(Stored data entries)
▬▬▬▬▬▬

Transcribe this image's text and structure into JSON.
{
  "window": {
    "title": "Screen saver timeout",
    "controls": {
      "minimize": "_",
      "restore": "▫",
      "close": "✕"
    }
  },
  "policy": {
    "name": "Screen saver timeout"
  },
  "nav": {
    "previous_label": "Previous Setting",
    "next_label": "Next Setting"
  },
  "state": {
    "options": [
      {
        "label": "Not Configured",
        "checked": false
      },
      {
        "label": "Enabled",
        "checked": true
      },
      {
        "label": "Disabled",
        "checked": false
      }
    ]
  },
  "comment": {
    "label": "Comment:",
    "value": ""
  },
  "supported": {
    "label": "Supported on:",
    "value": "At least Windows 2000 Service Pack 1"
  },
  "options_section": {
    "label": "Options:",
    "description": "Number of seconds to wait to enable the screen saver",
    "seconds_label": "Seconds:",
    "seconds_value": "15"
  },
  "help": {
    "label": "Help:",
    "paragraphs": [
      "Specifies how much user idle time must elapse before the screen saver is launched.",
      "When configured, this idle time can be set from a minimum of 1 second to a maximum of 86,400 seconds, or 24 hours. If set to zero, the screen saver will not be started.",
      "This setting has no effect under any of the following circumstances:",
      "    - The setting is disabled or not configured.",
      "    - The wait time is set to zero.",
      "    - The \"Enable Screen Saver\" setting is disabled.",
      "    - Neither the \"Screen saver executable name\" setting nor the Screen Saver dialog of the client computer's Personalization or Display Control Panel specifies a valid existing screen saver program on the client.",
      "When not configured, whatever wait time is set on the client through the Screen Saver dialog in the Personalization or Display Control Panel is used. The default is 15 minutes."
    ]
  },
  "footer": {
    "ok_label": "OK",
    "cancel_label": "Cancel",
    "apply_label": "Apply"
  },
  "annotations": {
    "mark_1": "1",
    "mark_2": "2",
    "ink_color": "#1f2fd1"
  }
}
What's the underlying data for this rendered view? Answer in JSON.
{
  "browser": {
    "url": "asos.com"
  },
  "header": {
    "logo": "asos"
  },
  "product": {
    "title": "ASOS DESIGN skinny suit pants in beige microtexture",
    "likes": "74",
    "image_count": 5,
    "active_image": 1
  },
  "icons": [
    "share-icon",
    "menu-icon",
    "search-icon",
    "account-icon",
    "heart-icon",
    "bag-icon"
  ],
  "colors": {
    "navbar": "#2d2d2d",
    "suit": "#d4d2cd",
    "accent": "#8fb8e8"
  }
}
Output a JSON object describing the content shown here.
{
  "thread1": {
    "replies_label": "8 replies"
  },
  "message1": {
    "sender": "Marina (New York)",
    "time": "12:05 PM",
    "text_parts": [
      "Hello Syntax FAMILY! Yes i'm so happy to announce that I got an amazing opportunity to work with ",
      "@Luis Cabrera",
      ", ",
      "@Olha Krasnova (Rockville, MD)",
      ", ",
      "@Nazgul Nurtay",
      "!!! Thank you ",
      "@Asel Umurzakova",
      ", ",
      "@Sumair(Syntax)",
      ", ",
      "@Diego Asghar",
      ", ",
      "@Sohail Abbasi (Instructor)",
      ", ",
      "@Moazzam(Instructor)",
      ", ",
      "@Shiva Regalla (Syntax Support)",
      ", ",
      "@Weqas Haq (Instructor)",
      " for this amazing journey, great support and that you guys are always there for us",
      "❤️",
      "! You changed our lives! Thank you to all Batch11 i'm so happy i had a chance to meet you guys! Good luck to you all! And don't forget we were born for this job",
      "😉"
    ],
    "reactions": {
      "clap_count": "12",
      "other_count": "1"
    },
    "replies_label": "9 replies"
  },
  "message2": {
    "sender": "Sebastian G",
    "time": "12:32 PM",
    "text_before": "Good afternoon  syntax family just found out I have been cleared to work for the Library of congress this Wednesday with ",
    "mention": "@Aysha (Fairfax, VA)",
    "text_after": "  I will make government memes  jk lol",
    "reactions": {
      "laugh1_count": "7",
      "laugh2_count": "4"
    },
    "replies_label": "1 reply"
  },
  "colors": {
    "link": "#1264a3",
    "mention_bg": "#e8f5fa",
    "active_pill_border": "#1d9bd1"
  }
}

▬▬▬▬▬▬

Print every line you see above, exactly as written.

Transcribe this image's text and structure into JSON.
{
  "window": {
    "title": "Screen saver timeout",
    "controls": {
      "minimize": "_",
      "restore": "▫",
      "close": "✕"
    }
  },
  "policy": {
    "name": "Screen saver timeout"
  },
  "nav": {
    "previous_label": "Previous Setting",
    "next_label": "Next Setting"
  },
  "state": {
    "options": [
      {
        "label": "Not Configured",
        "checked": false
      },
      {
        "label": "Enabled",
        "checked": true
      },
      {
        "label": "Disabled",
        "checked": false
      }
    ]
  },
  "comment": {
    "label": "Comment:",
    "value": ""
  },
  "supported": {
    "label": "Supported on:",
    "value": "At least Windows 2000 Service Pack 1"
  },
  "options_section": {
    "label": "Options:",
    "description": "Number of seconds to wait to enable the screen saver",
    "seconds_label": "Seconds:",
    "seconds_value": "15"
  },
  "help": {
    "label": "Help:",
    "paragraphs": [
      "Specifies how much user idle time must elapse before the screen saver is launched.",
      "When configured, this idle time can be set from a minimum of 1 second to a maximum of 86,400 seconds, or 24 hours. If set to zero, the screen saver will not be started.",
      "This setting has no effect under any of the following circumstances:",
      "    - The setting is disabled or not configured.",
      "    - The wait time is set to zero.",
      "    - The \"Enable Screen Saver\" setting is disabled.",
      "    - Neither the \"Screen saver executable name\" setting nor the Screen Saver dialog of the client computer's Personalization or Display Control Panel specifies a valid existing screen saver program on the client.",
      "When not configured, whatever wait time is set on the client through the Screen Saver dialog in the Personalization or Display Control Panel is used. The default is 15 minutes."
    ]
  },
  "footer": {
    "ok_label": "OK",
    "cancel_label": "Cancel",
    "apply_label": "Apply"
  },
  "annotations": {
    "mark_1": "1",
    "mark_2": "2",
    "ink_color": "#1f2fd1"
  }
}
What's the underlying data for this rendered view? Answer in JSON.
{
  "browser": {
    "url": "asos.com"
  },
  "header": {
    "logo": "asos"
  },
  "product": {
    "title": "ASOS DESIGN skinny suit pants in beige microtexture",
    "likes": "74",
    "image_count": 5,
    "active_image": 1
  },
  "icons": [
    "share-icon",
    "menu-icon",
    "search-icon",
    "account-icon",
    "heart-icon",
    "bag-icon"
  ],
  "colors": {
    "navbar": "#2d2d2d",
    "suit": "#d4d2cd",
    "accent": "#8fb8e8"
  }
}
Output a JSON object describing the content shown here.
{
  "thread1": {
    "replies_label": "8 replies"
  },
  "message1": {
    "sender": "Marina (New York)",
    "time": "12:05 PM",
    "text_parts": [
      "Hello Syntax FAMILY! Yes i'm so happy to announce that I got an amazing opportunity to work with ",
      "@Luis Cabrera",
      ", ",
      "@Olha Krasnova (Rockville, MD)",
      ", ",
      "@Nazgul Nurtay",
      "!!! Thank you ",
      "@Asel Umurzakova",
      ", ",
      "@Sumair(Syntax)",
      ", ",
      "@Diego Asghar",
      ", ",
      "@Sohail Abbasi (Instructor)",
      ", ",
      "@Moazzam(Instructor)",
      ", ",
      "@Shiva Regalla (Syntax Support)",
      ", ",
      "@Weqas Haq (Instructor)",
      " for this amazing journey, great support and that you guys are always there for us",
      "❤️",
      "! You changed our lives! Thank you to all Batch11 i'm so happy i had a chance to meet you guys! Good luck to you all! And don't forget we were born for this job",
      "😉"
    ],
    "reactions": {
      "clap_count": "12",
      "other_count": "1"
    },
    "replies_label": "9 replies"
  },
  "message2": {
    "sender": "Sebastian G",
    "time": "12:32 PM",
    "text_before": "Good afternoon  syntax family just found out I have been cleared to work for the Library of congress this Wednesday with ",
    "mention": "@Aysha (Fairfax, VA)",
    "text_after": "  I will make government memes  jk lol",
    "reactions": {
      "laugh1_count": "7",
      "laugh2_count": "4"
    },
    "replies_label": "1 reply"
  },
  "colors": {
    "link": "#1264a3",
    "mention_bg": "#e8f5fa",
    "active_pill_border": "#1d9bd1"
  }
}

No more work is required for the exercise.